Find Information About:

Drugs & Supplements

Get information and reviews on prescription drugs, over-the-counter medications, vitamins, and supplements. Search by name or medical condition.

Pill Identifier

Pill Identifier

Having trouble identifying your pills?

Enter the shape, color, or imprint of your prescription or OTC drug. Our pill identification tool will display pictures that you can compare to your pill.

Get Started
My Medicine

My Medicine

Save your medicine, check interactions, sign up for FDA alerts, create family profiles and more.

Get Started

WebMD Health Experts and Community

Talk to health experts and other people like you in WebMD's Communities. It's a safe forum where you can create or participate in support groups and discussions about health topics that interest you.

  • Second Opinion

    Second Opinion

    Read expert perspectives on popular health topics.

  • Community


    Connect with people like you, and get expert guidance on living a healthy life.

Got a health question? Get answers provided by leading organizations, doctors, and experts.

Get Answers

Sign up to receive WebMD's award-winning content delivered to your inbox.

Sign Up

Font Size

New Ways to Attract Organ Donors

Panel Calls for Revised CPR Methods to Increase Organ Donations
WebMD Health News
Reviewed by Louise Chang, MD

May 2, 2006 -- A government panel called on American hospitals and emergency medical responders to revamp their resuscitation procedures as a way to preserve more organs for transplants.

The recommendation comes amid a widening shortage of transplantable organs that many experts have branded a crisis. Demand for transplantable organs has far exceeded the rate of transplant donations over the last decade.

Just over 28,000 organs were donated last year, far from the number needed to treat the more than 98,000 people waiting on lists for transplants as of Tuesday, according to the United Network for Organ Sharing.

Longer life expectancy means that more Americans survive long enough to see their organs give out. Skyrocketing rates of obesity and diabetes put far more people than before at risk for organ failure.

New CPR Methods

The shortage has left policy makers searching for ways to boost donations among a largely reluctant American public.

Experts from the Institute of Medicine (IOM) said Tuesday that emergency responders should change resuscitation procedures in an effort to preserve the organs of accident victims and others who die outside of hospitals. The recommendations essentially call on responders to regularly continue cardiopulmonary resuscitation (CPR) on patients who are not revivable to keep blood flowing to kidneys, livers, and other organs so that they may be better candidates for possible organ donation.

Doing so could give transplant surgeons access to a pool of up to 16,000 people who die with organs suitable for transplant, the panel concluded.

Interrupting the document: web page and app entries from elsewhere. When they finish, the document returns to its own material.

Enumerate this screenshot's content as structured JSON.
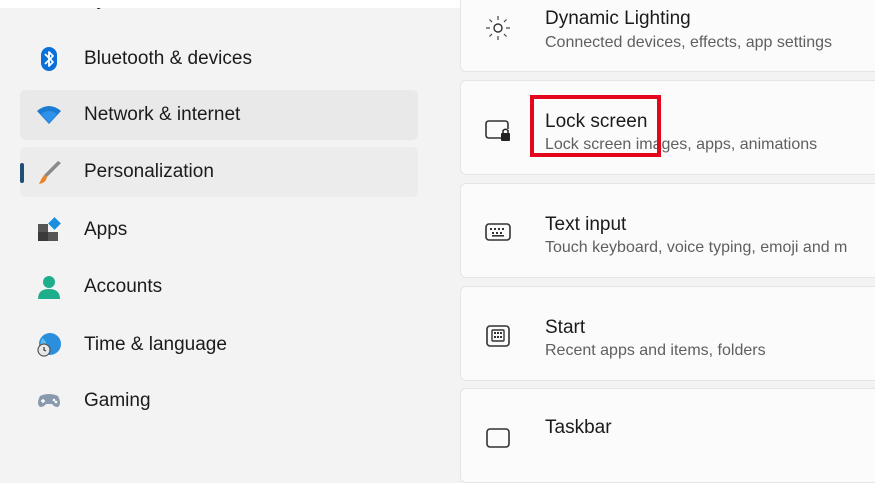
{
  "sidebar": {
    "items": [
      {
        "label": "System",
        "icon": "system-icon"
      },
      {
        "label": "Bluetooth & devices",
        "icon": "bluetooth-icon"
      },
      {
        "label": "Network & internet",
        "icon": "wifi-icon"
      },
      {
        "label": "Personalization",
        "icon": "brush-icon"
      },
      {
        "label": "Apps",
        "icon": "apps-icon"
      },
      {
        "label": "Accounts",
        "icon": "account-icon"
      },
      {
        "label": "Time & language",
        "icon": "globe-clock-icon"
      },
      {
        "label": "Gaming",
        "icon": "gamepad-icon"
      }
    ],
    "selected": "Personalization"
  },
  "settings": [
    {
      "title": "Dynamic Lighting",
      "desc": "Connected devices, effects, app settings",
      "icon": "dynamic-lighting-icon"
    },
    {
      "title": "Lock screen",
      "desc": "Lock screen images, apps, animations",
      "icon": "lock-screen-icon"
    },
    {
      "title": "Text input",
      "desc": "Touch keyboard, voice typing, emoji and m",
      "icon": "keyboard-icon"
    },
    {
      "title": "Start",
      "desc": "Recent apps and items, folders",
      "icon": "start-icon"
    },
    {
      "title": "Taskbar",
      "desc": "",
      "icon": "taskbar-icon"
    }
  ],
  "colors": {
    "accent": "#0067c0",
    "highlight": "#e3061c"
  }
}
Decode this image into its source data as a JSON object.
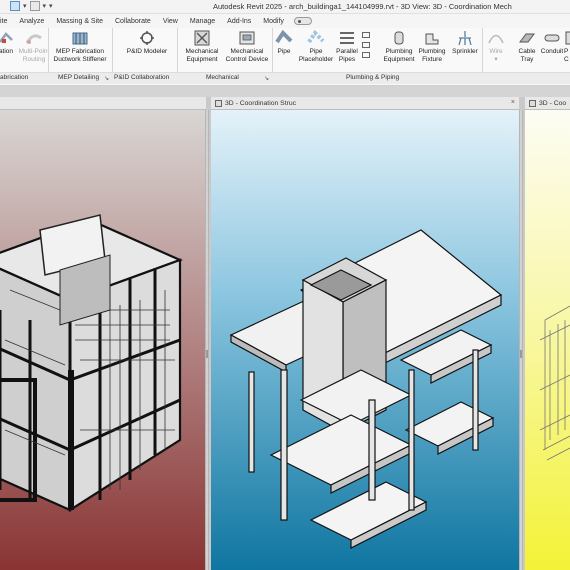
{
  "window": {
    "title": "Autodesk Revit 2025 - arch_buildinga1_144104999.rvt - 3D View: 3D - Coordination Mech"
  },
  "quick_access": [
    "grid-icon",
    "save-icon",
    "undo-icon",
    "dropdown-icon"
  ],
  "ribbon_tabs": [
    "ite",
    "Analyze",
    "Massing & Site",
    "Collaborate",
    "View",
    "Manage",
    "Add-Ins",
    "Modify"
  ],
  "ribbon_tools": [
    {
      "label1": "ation",
      "label2": "",
      "icon": "fabrication-part-icon",
      "dim": false
    },
    {
      "label1": "Multi-Point",
      "label2": "Routing",
      "icon": "multipoint-routing-icon",
      "dim": true
    },
    {
      "label1": "MEP Fabrication",
      "label2": "Ductwork Stiffener",
      "icon": "duct-stiffener-icon",
      "dim": false
    },
    {
      "label1": "P&ID Modeler",
      "label2": "",
      "icon": "pid-modeler-icon",
      "dim": false
    },
    {
      "label1": "Mechanical",
      "label2": "Equipment",
      "icon": "mechanical-equipment-icon",
      "dim": false
    },
    {
      "label1": "Mechanical",
      "label2": "Control Device",
      "icon": "control-device-icon",
      "dim": false
    },
    {
      "label1": "Pipe",
      "label2": "",
      "icon": "pipe-icon",
      "dim": false
    },
    {
      "label1": "Pipe",
      "label2": "Placeholder",
      "icon": "pipe-placeholder-icon",
      "dim": false
    },
    {
      "label1": "Parallel",
      "label2": "Pipes",
      "icon": "parallel-pipes-icon",
      "dim": false
    },
    {
      "label1": "Plumbing",
      "label2": "Equipment",
      "icon": "plumbing-equipment-icon",
      "dim": false
    },
    {
      "label1": "Plumbing",
      "label2": "Fixture",
      "icon": "plumbing-fixture-icon",
      "dim": false
    },
    {
      "label1": "Sprinkler",
      "label2": "",
      "icon": "sprinkler-icon",
      "dim": false
    },
    {
      "label1": "Wire",
      "label2": "",
      "icon": "wire-icon",
      "dim": true
    },
    {
      "label1": "Cable",
      "label2": "Tray",
      "icon": "cable-tray-icon",
      "dim": false
    },
    {
      "label1": "Conduit",
      "label2": "",
      "icon": "conduit-icon",
      "dim": false
    },
    {
      "label1": "P",
      "label2": "C",
      "icon": "parallel-conduits-icon",
      "dim": false
    }
  ],
  "panel_labels": [
    "abrication",
    "MEP Detailing",
    "P&ID Collaboration",
    "Mechanical",
    "Plumbing & Piping"
  ],
  "views": [
    {
      "tab": "",
      "background": [
        "#d9d6d4",
        "#8a3434"
      ]
    },
    {
      "tab": "3D - Coordination Struc",
      "background": [
        "#dceef7",
        "#1a7fa8"
      ]
    },
    {
      "tab": "3D - Coo",
      "background": [
        "#fdfcf0",
        "#f4f23a"
      ]
    }
  ]
}
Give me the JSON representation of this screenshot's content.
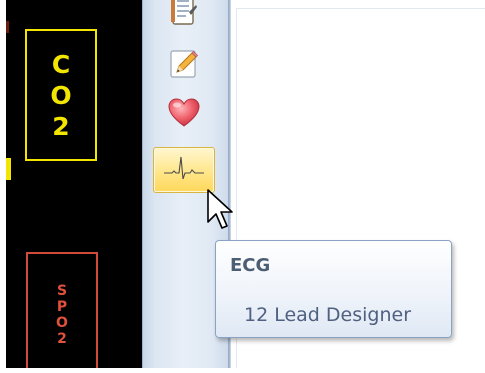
{
  "monitor": {
    "co2_label": [
      "C",
      "O",
      "2"
    ],
    "spo2_label": [
      "S",
      "P",
      "O",
      "2"
    ],
    "co2_color": "#f2e600",
    "spo2_color": "#e0513c"
  },
  "toolbar": {
    "buttons": [
      {
        "icon": "notepad-icon"
      },
      {
        "icon": "pencil-edit-icon"
      },
      {
        "icon": "heart-icon"
      },
      {
        "icon": "ecg-waveform-icon",
        "state": "hovered"
      }
    ]
  },
  "tooltip": {
    "title": "ECG",
    "description": "12 Lead Designer"
  }
}
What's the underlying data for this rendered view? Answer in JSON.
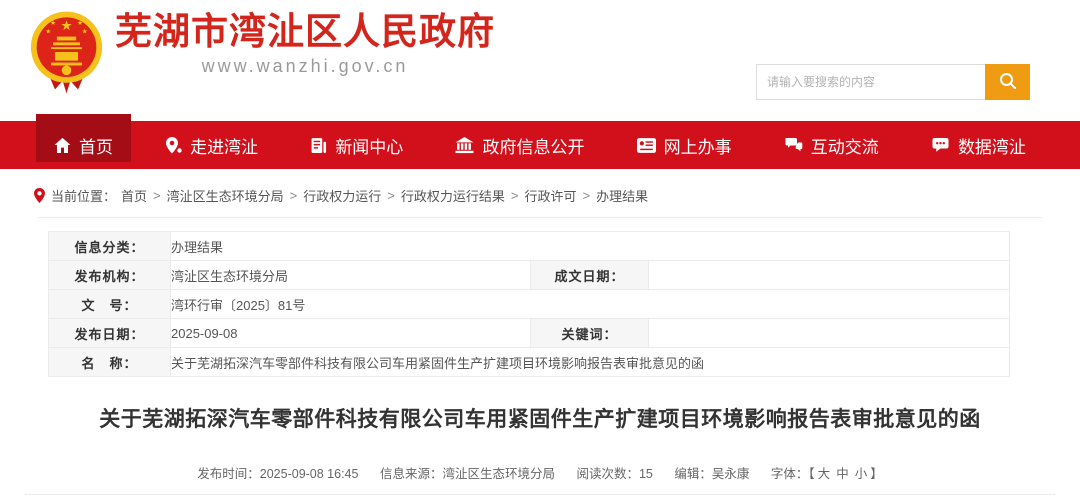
{
  "header": {
    "site_name": "芜湖市湾沚区人民政府",
    "site_url": "www.wanzhi.gov.cn",
    "search": {
      "placeholder": "请输入要搜索的内容"
    }
  },
  "nav": {
    "items": [
      {
        "label": "首页",
        "icon": "home-icon",
        "active": true
      },
      {
        "label": "走进湾沚",
        "icon": "location-icon",
        "active": false
      },
      {
        "label": "新闻中心",
        "icon": "news-icon",
        "active": false
      },
      {
        "label": "政府信息公开",
        "icon": "gov-building-icon",
        "active": false
      },
      {
        "label": "网上办事",
        "icon": "services-card-icon",
        "active": false
      },
      {
        "label": "互动交流",
        "icon": "chat-bubbles-icon",
        "active": false
      },
      {
        "label": "数据湾沚",
        "icon": "data-bubble-icon",
        "active": false
      }
    ]
  },
  "breadcrumb": {
    "prefix": "当前位置：",
    "separator": ">",
    "items": [
      "首页",
      "湾沚区生态环境分局",
      "行政权力运行",
      "行政权力运行结果",
      "行政许可",
      "办理结果"
    ]
  },
  "info_table": {
    "rows": [
      {
        "label": "信息分类：",
        "value": "办理结果"
      },
      {
        "label": "发布机构：",
        "value": "湾沚区生态环境分局",
        "label2": "成文日期：",
        "value2": ""
      },
      {
        "label": "文　号：",
        "value": "湾环行审〔2025〕81号"
      },
      {
        "label": "发布日期：",
        "value": "2025-09-08",
        "label2": "关键词：",
        "value2": ""
      },
      {
        "label": "名　称：",
        "value": "关于芜湖拓深汽车零部件科技有限公司车用紧固件生产扩建项目环境影响报告表审批意见的函"
      }
    ]
  },
  "article": {
    "title": "关于芜湖拓深汽车零部件科技有限公司车用紧固件生产扩建项目环境影响报告表审批意见的函",
    "meta": {
      "publish_time_label": "发布时间：",
      "publish_time": "2025-09-08 16:45",
      "source_label": "信息来源：",
      "source": "湾沚区生态环境分局",
      "views_label": "阅读次数：",
      "views": "15",
      "editor_label": "编辑：",
      "editor": "吴永康",
      "font_label": "字体：",
      "bracket_open": "【",
      "bracket_close": "】",
      "font_sizes": [
        "大",
        "中",
        "小"
      ]
    }
  },
  "colors": {
    "nav_red": "#d2101b",
    "nav_active_red": "#a40d15",
    "title_red": "#d4251d",
    "search_orange": "#f09c12"
  }
}
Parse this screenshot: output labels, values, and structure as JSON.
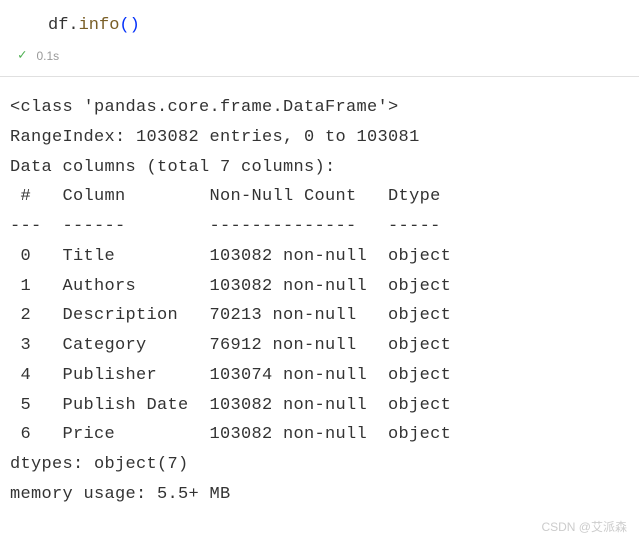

"Those really represent an untapped resource," James F. Childress, PhD, the panel's chairman, tells WebMD.

Financial Incentives for Organ Donations

The report also calls for federal authorities to fund more research on methods for encouraging altruistic donations and to help coordinate a growing number of state donor registries on a national scale.

But the committee avoided several bolder -- and more controversial -- proposals that some experts consider necessary to spur organ donations. They include calls to introduce a system of "assumed consent" -- essentially authorizing surgeons to take organs from deceased patients whose wishes are unknown and whose families are not available to make decisions.

WebMD Video: Now Playing

Click here to wach video: Dirty Truth About Hand Washing

Which sex is the worst about washing up? Why is it so important? We’ve got the dirty truth on how and when to wash your hands.

Click here to watch video: Dirty Truth About Hand Washing